- **Task details**
A single number is required: how many lines in the records below contain "caption".
-------- Task material
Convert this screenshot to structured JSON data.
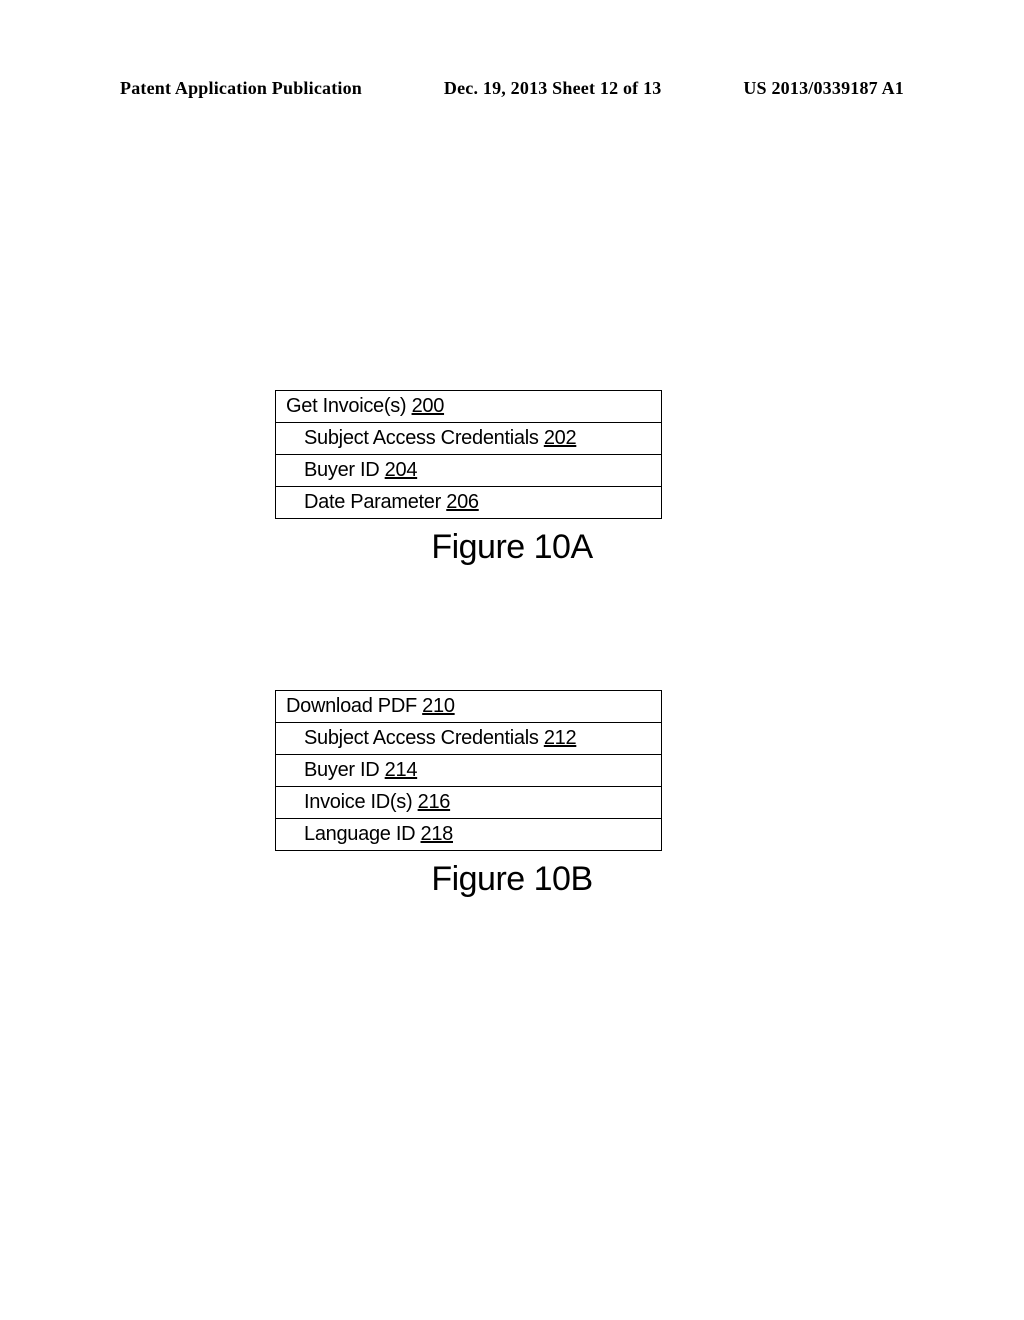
{
  "header": {
    "publication": "Patent Application Publication",
    "date_sheet": "Dec. 19, 2013  Sheet 12 of 13",
    "pub_number": "US 2013/0339187 A1"
  },
  "figure_a": {
    "title_text": "Get Invoice(s)",
    "title_ref": "200",
    "rows": [
      {
        "text": "Subject Access Credentials",
        "ref": "202"
      },
      {
        "text": "Buyer ID",
        "ref": "204"
      },
      {
        "text": "Date Parameter",
        "ref": "206"
      }
    ],
    "caption": "Figure 10A"
  },
  "figure_b": {
    "title_text": "Download PDF",
    "title_ref": "210",
    "rows": [
      {
        "text": "Subject Access Credentials",
        "ref": "212"
      },
      {
        "text": "Buyer ID",
        "ref": "214"
      },
      {
        "text": "Invoice ID(s)",
        "ref": "216"
      },
      {
        "text": "Language ID",
        "ref": "218"
      }
    ],
    "caption": "Figure 10B"
  }
}
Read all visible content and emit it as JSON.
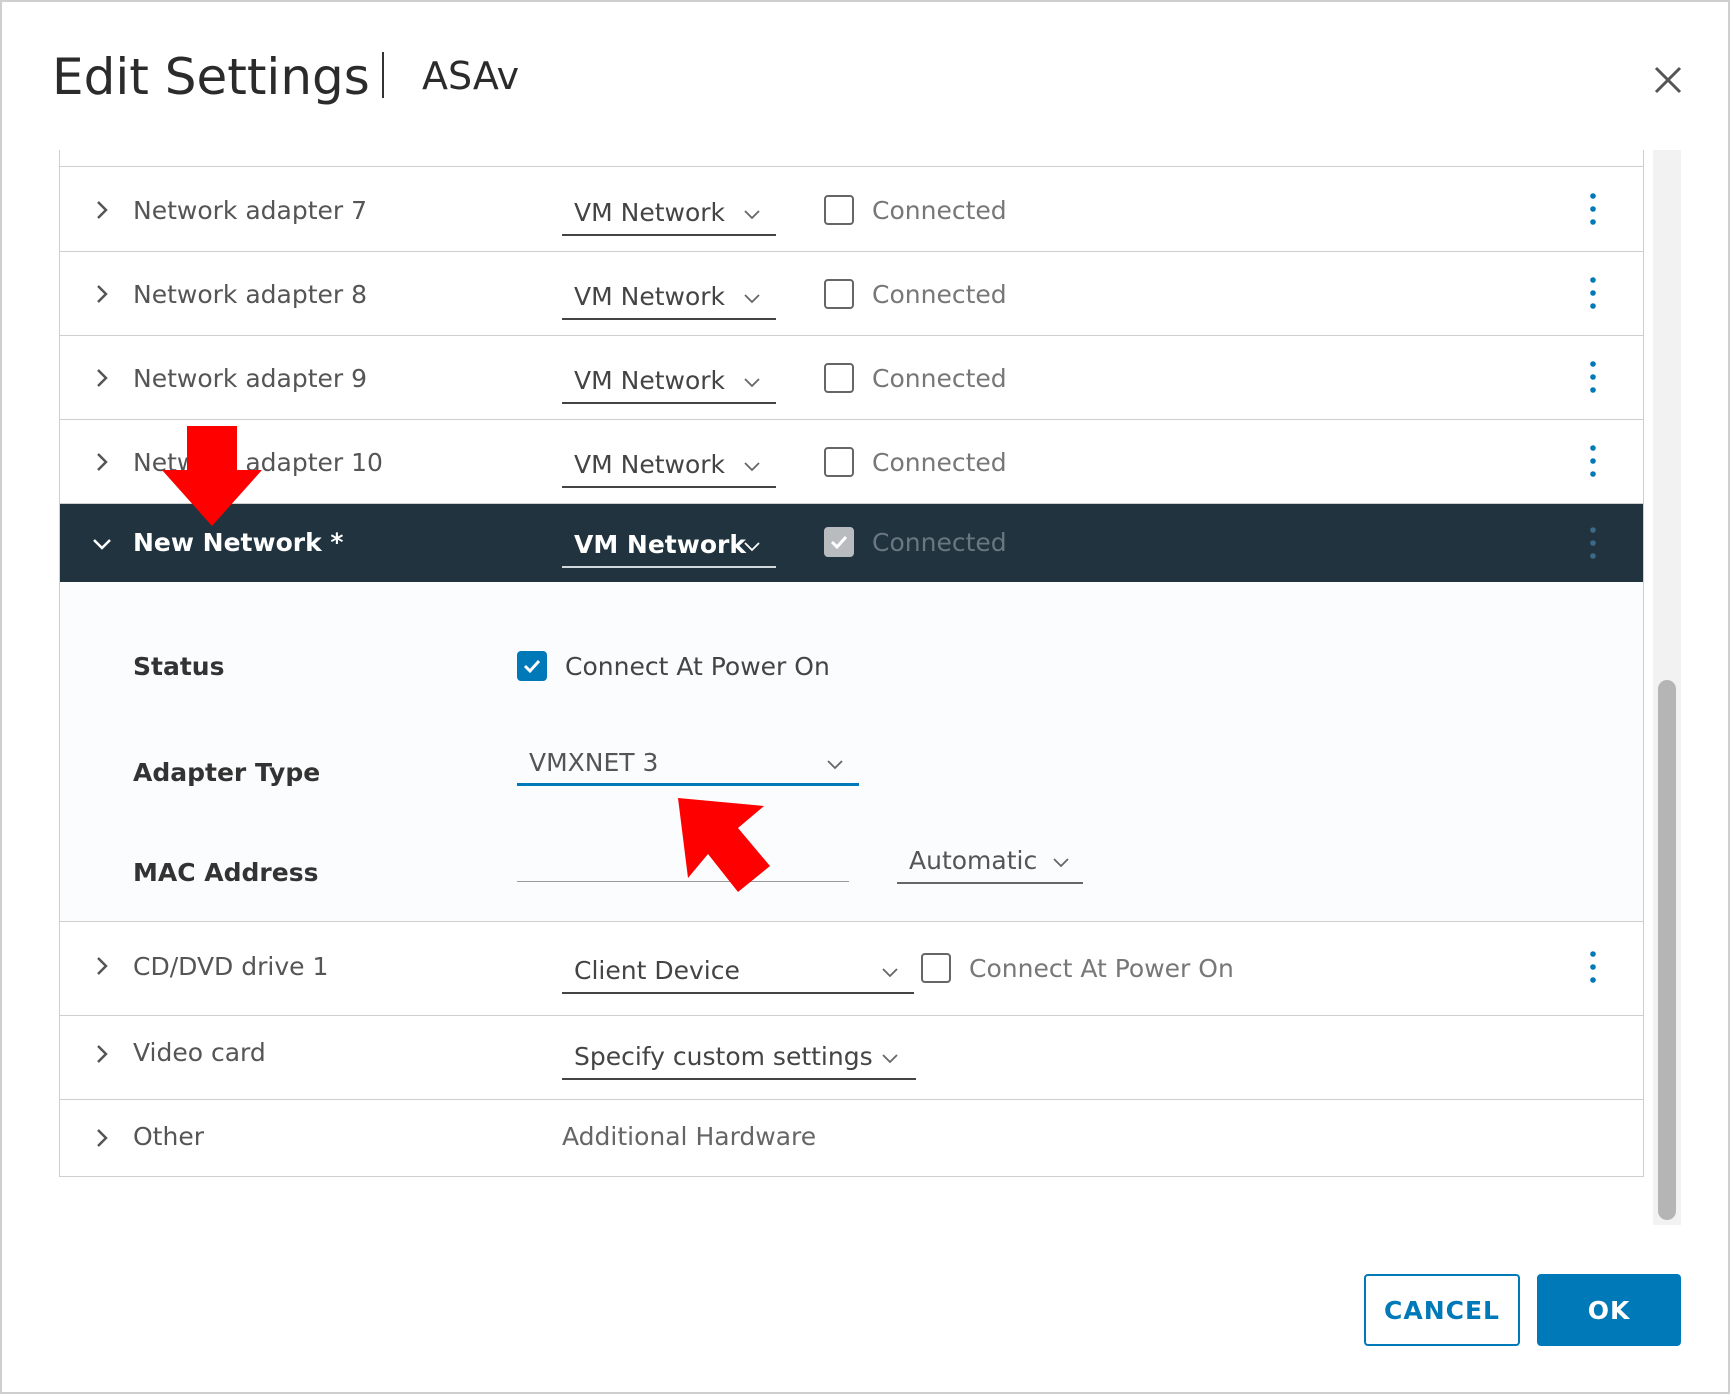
{
  "dialog": {
    "title": "Edit Settings",
    "subtitle": "ASAv"
  },
  "rows": [
    {
      "label": "Network adapter 7",
      "network": "VM Network",
      "connected_label": "Connected",
      "connected": false
    },
    {
      "label": "Network adapter 8",
      "network": "VM Network",
      "connected_label": "Connected",
      "connected": false
    },
    {
      "label": "Network adapter 9",
      "network": "VM Network",
      "connected_label": "Connected",
      "connected": false
    },
    {
      "label": "Network adapter 10",
      "network": "VM Network",
      "connected_label": "Connected",
      "connected": false
    }
  ],
  "new_network": {
    "label": "New Network *",
    "network": "VM Network",
    "connected_label": "Connected",
    "connected": true,
    "status_label": "Status",
    "status_checkbox_label": "Connect At Power On",
    "adapter_type_label": "Adapter Type",
    "adapter_type_value": "VMXNET 3",
    "mac_label": "MAC Address",
    "mac_value": "",
    "mac_mode": "Automatic"
  },
  "cd_dvd": {
    "label": "CD/DVD drive 1",
    "value": "Client Device",
    "checkbox_label": "Connect At Power On",
    "checked": false
  },
  "video_card": {
    "label": "Video card",
    "value": "Specify custom settings"
  },
  "other": {
    "label": "Other",
    "value": "Additional Hardware"
  },
  "buttons": {
    "cancel": "CANCEL",
    "ok": "OK"
  },
  "colors": {
    "accent": "#0079b8",
    "selected_row": "#21333f",
    "annotation_arrow": "#ff0000"
  }
}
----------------
- **Response to this exercise**
2